** Record excerpts follows **
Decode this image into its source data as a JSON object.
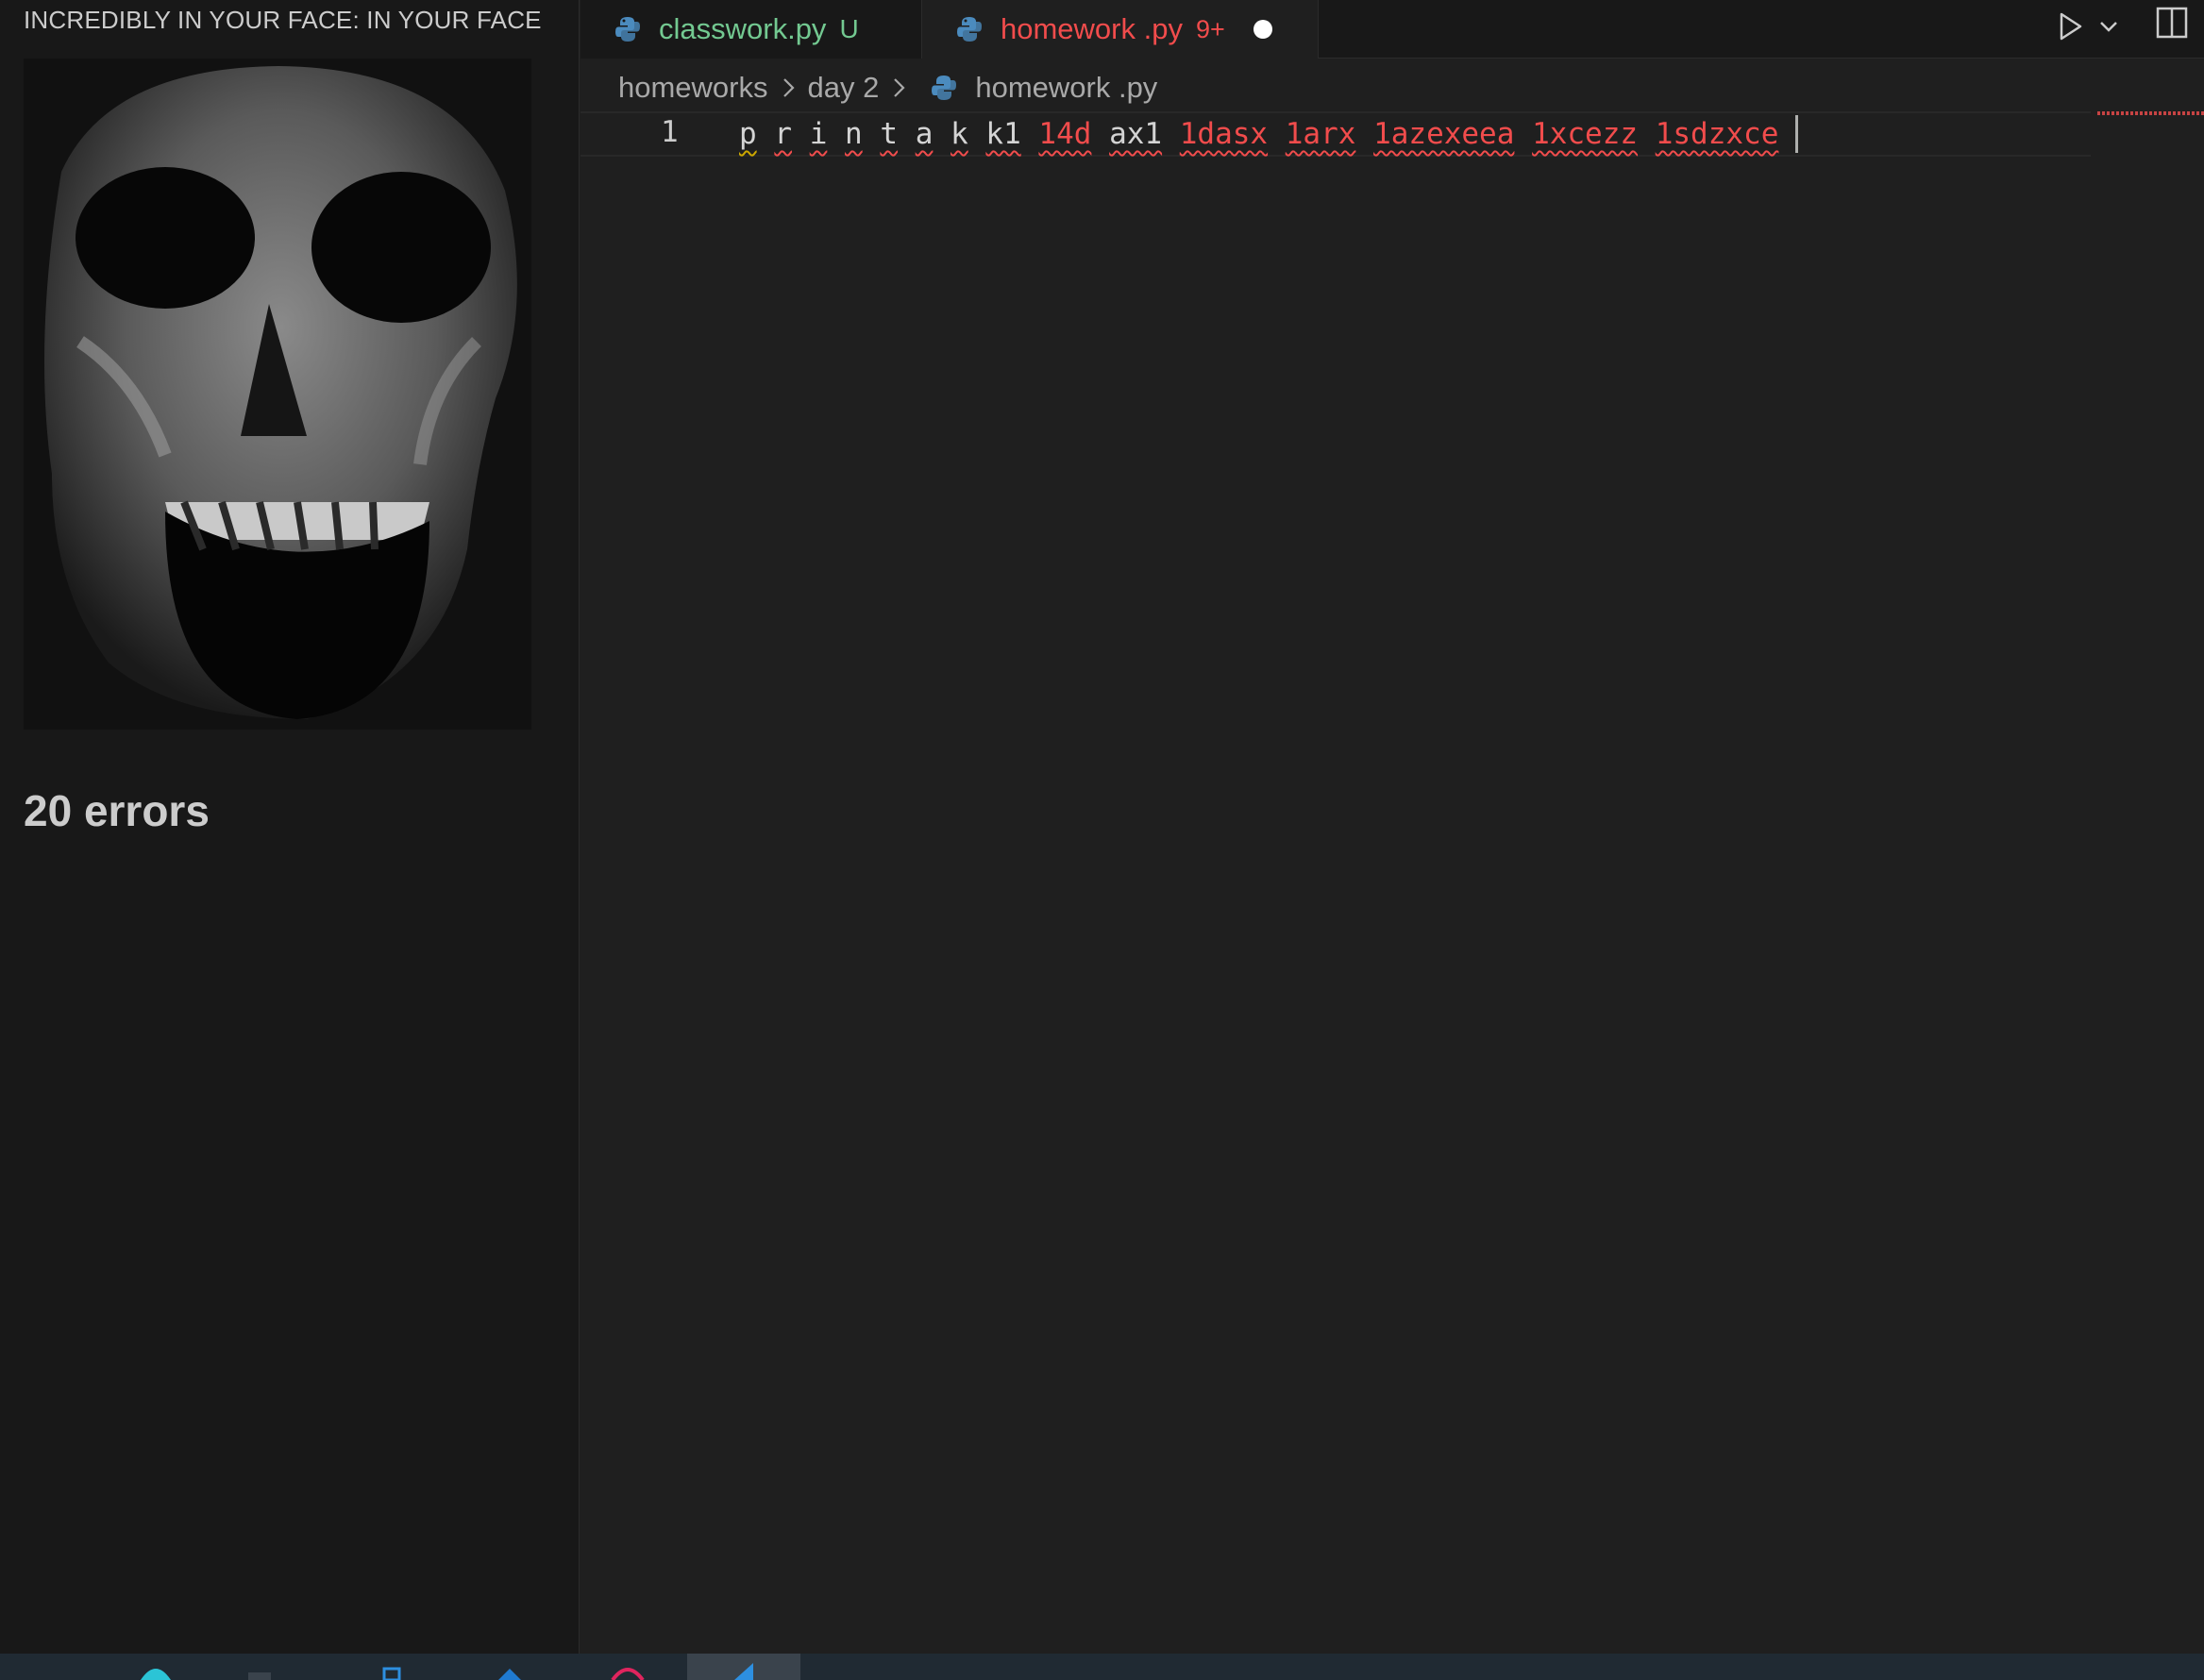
{
  "side_panel": {
    "title": "INCREDIBLY IN YOUR FACE: IN YOUR FACE",
    "image_icon": "skull-image",
    "errors_text": "20 errors"
  },
  "tabs": [
    {
      "label": "classwork.py",
      "badge": "U",
      "icon": "python-icon",
      "state": "inactive"
    },
    {
      "label": "homework .py",
      "badge": "9+",
      "icon": "python-icon",
      "state": "active",
      "dirty": true
    }
  ],
  "toolbar": {
    "run_icon": "play-icon",
    "dropdown_icon": "chevron-down-icon",
    "split_icon": "split-editor-icon"
  },
  "breadcrumb": {
    "items": [
      "homeworks",
      "day 2",
      "homework .py"
    ],
    "separator_icon": "chevron-right-icon"
  },
  "editor": {
    "line_number": "1",
    "tokens": [
      {
        "text": "p",
        "style": "warn"
      },
      {
        "text": "r",
        "style": "white"
      },
      {
        "text": "i",
        "style": "white"
      },
      {
        "text": "n",
        "style": "white"
      },
      {
        "text": "t",
        "style": "white"
      },
      {
        "text": "a",
        "style": "white"
      },
      {
        "text": "k",
        "style": "white"
      },
      {
        "text": "k1",
        "style": "white"
      },
      {
        "text": "14d",
        "style": "red"
      },
      {
        "text": "ax1",
        "style": "white"
      },
      {
        "text": "1dasx",
        "style": "red"
      },
      {
        "text": "1arx",
        "style": "red"
      },
      {
        "text": "1azexeea",
        "style": "red"
      },
      {
        "text": "1xcezz",
        "style": "red"
      },
      {
        "text": "1sdzxce",
        "style": "red"
      }
    ]
  },
  "colors": {
    "background": "#1f1f1f",
    "sidebar": "#181818",
    "error": "#f14c4c",
    "untracked": "#73c991",
    "warning": "#cca700",
    "taskbar": "#202a33"
  }
}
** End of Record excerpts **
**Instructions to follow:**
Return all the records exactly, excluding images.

**Solution for this problem:**
Decode this image into its source data as a JSON object.
{
  "side_panel": {
    "title": "INCREDIBLY IN YOUR FACE: IN YOUR FACE",
    "image_icon": "skull-image",
    "errors_text": "20 errors"
  },
  "tabs": [
    {
      "label": "classwork.py",
      "badge": "U",
      "icon": "python-icon",
      "state": "inactive"
    },
    {
      "label": "homework .py",
      "badge": "9+",
      "icon": "python-icon",
      "state": "active",
      "dirty": true
    }
  ],
  "toolbar": {
    "run_icon": "play-icon",
    "dropdown_icon": "chevron-down-icon",
    "split_icon": "split-editor-icon"
  },
  "breadcrumb": {
    "items": [
      "homeworks",
      "day 2",
      "homework .py"
    ],
    "separator_icon": "chevron-right-icon"
  },
  "editor": {
    "line_number": "1",
    "tokens": [
      {
        "text": "p",
        "style": "warn"
      },
      {
        "text": "r",
        "style": "white"
      },
      {
        "text": "i",
        "style": "white"
      },
      {
        "text": "n",
        "style": "white"
      },
      {
        "text": "t",
        "style": "white"
      },
      {
        "text": "a",
        "style": "white"
      },
      {
        "text": "k",
        "style": "white"
      },
      {
        "text": "k1",
        "style": "white"
      },
      {
        "text": "14d",
        "style": "red"
      },
      {
        "text": "ax1",
        "style": "white"
      },
      {
        "text": "1dasx",
        "style": "red"
      },
      {
        "text": "1arx",
        "style": "red"
      },
      {
        "text": "1azexeea",
        "style": "red"
      },
      {
        "text": "1xcezz",
        "style": "red"
      },
      {
        "text": "1sdzxce",
        "style": "red"
      }
    ]
  },
  "colors": {
    "background": "#1f1f1f",
    "sidebar": "#181818",
    "error": "#f14c4c",
    "untracked": "#73c991",
    "warning": "#cca700",
    "taskbar": "#202a33"
  }
}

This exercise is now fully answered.